In Case No. 73117, Medical Center-West cross-appeals from the trial court's denial of its motion for summary judgment made on the ground that any alleged negligence on the part of the physicians who treated the Poseys' child in Medical Center-West's emergency room could not be imputed to it on the basis of respondent superior. In Brown v. Coastal Emergency Svcs., 181 Ga. App. 893 (354 SE2d 632) (1987), this court held that where, as here, an emergency room was being operated under the hospital's own name, as an integral part of its services, "[a] member of the general public might reasonably have assumed under such circumstances that the physicians on duty there were acting under the hospital's aegis and on its behalf, i.e., that they were `hospital doctors.' Such appearances speak much louder than the *406 words of whatever private contractual arrangements the physicians and the hospital may have entered into, unbeknownst to the public, in an attempt to insulate the hospital from liability for the negligence, if any, of the physicians. [Cits.]" Id. at 898 (3).

Applying the doctrine of apparent agency in Brown to the facts in the case sub judice, we find the trial court did not err by denying the motion for summary judgment made by Medical Center-West. Accordingly, the trial court's order in Case No. 73117 is affirmed.

Judgment affirmed in Case No. 73117. Judgment affirmed in part and reversed in part in Case No. 73116. Birdsong, C. J., and Banke, P. J., concur.

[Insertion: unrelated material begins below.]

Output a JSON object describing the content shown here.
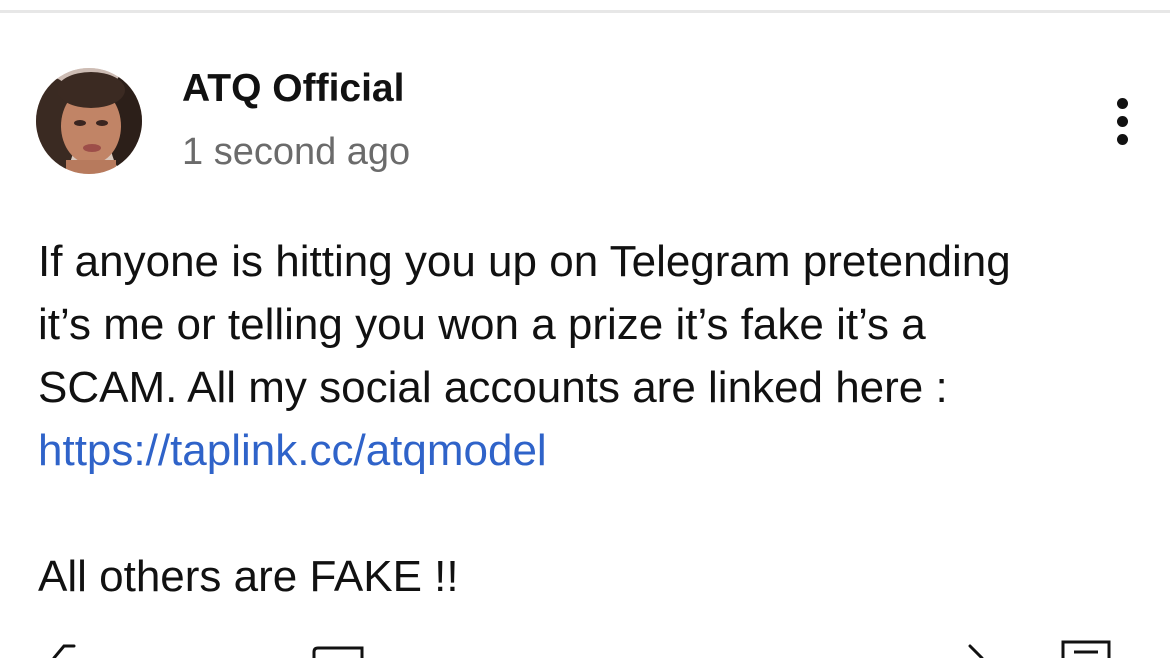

This site is protected by reCAPTCHA and the Google Privacy Policy and Terms of Service apply.